Did you once sit here and see me in the future? I ask. But the man does not reply. He does not need to. We are in this mysterious present moment together. When I know that I stop asking questions. The box has shifted us into the same moment. It was time to be there, to know I was not alone, in this hard time, in this hard time for the earth, and then it was time to go.

I never solved the mystery of how this happened. Mysteries are not there for that. I knew that there had been people before, who had lived in these valleys, and that somehow they were still here, although in a different time, and that they too had held out in the hard times. High in the caves, with their seer eyes, they saw into a future, in which I was sitting under the same tree, where they had once sat. They saw that life would continue.

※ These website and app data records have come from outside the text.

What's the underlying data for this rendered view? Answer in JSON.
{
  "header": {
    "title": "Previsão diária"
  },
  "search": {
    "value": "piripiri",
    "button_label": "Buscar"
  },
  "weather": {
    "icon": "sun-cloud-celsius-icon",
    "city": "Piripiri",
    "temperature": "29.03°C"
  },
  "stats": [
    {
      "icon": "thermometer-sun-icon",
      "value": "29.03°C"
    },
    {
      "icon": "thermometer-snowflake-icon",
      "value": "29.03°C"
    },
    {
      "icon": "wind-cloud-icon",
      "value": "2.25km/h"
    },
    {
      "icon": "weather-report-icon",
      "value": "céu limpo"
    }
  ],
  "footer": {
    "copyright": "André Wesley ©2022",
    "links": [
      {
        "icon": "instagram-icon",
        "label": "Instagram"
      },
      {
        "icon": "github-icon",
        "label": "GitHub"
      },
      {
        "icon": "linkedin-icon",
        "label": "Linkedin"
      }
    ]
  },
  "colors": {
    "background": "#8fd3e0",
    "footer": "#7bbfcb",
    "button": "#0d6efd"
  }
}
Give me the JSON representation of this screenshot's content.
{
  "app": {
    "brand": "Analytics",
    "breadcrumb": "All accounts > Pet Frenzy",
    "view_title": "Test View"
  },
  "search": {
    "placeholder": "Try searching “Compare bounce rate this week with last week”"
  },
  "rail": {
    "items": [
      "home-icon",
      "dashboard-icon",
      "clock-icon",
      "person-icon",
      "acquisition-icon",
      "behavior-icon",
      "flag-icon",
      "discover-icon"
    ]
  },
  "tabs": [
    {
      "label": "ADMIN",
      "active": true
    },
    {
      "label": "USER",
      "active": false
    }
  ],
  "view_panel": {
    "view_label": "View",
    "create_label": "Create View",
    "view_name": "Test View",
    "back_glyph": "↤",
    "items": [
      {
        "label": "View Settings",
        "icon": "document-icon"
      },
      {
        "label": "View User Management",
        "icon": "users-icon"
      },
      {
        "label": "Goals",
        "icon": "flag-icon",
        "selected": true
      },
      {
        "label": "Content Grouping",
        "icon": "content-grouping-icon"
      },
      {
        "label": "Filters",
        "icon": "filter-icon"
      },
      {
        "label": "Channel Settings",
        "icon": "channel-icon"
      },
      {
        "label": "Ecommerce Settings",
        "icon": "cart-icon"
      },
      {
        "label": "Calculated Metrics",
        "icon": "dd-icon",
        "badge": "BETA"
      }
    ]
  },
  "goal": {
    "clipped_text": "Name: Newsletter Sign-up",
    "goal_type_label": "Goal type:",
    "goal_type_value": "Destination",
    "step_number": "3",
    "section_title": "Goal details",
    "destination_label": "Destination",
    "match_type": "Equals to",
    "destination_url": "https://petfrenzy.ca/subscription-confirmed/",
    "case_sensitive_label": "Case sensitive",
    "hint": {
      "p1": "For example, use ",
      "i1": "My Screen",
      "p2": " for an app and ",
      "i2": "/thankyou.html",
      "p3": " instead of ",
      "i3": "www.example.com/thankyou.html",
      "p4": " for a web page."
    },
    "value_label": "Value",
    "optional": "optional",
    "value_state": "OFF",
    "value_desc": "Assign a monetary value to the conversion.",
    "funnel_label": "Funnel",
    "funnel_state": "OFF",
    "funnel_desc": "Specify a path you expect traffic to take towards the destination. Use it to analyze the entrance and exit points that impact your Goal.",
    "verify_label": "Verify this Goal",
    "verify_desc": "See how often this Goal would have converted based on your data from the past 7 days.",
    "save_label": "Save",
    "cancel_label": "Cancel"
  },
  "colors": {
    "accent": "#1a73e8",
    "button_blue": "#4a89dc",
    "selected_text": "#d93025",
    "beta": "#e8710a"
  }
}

In the Western world people talk of the faraway places where the archaic life is still preserved, of Africa and Australia, but they rarely refer to their own ancestors, to the people who lived in Europe for thousands of years, who left their mysterious marks on rock and stone. Not the documented tribes of Celts or Saxons but other earlier people. These other people did not just live here in France, they were in England too, in Ireland, in deep time.

Sometimes if you sit on hills and moors, or an ancient burial ground, under beech or elder trees, their presences will resonate through time. And sometimes on a lucky day, a slow day, unexpectedly, like me, you might see them. These men are not speaking of justice de Druid or of sacrifice or war. They are the keepers of life; they are speaking of stars, and sun, of plant, and river and tree. They are speaking like me, like an ancient wind that blows through the house, through the box hedge, remembering you. 

52 Flowers That Shook My World - A Radical Return to Earth is published by Two Ravens Press (£9.99).  For further info contact

Images: seaholly and butterflies and box leaves, Suffolk, August 2013; the Gorges du Verdon and the mountains outside Chasteuil, France, December 2000 (Mark Watson)

1 comment:

  1. Hello, I found your blog through EarthLines on Facebook and just wanted to let you know that I enjoyed reading this post. Your writing is beautiful and contemplative and you really convey a sense of mystery and meaning about your encounter with the neverending past.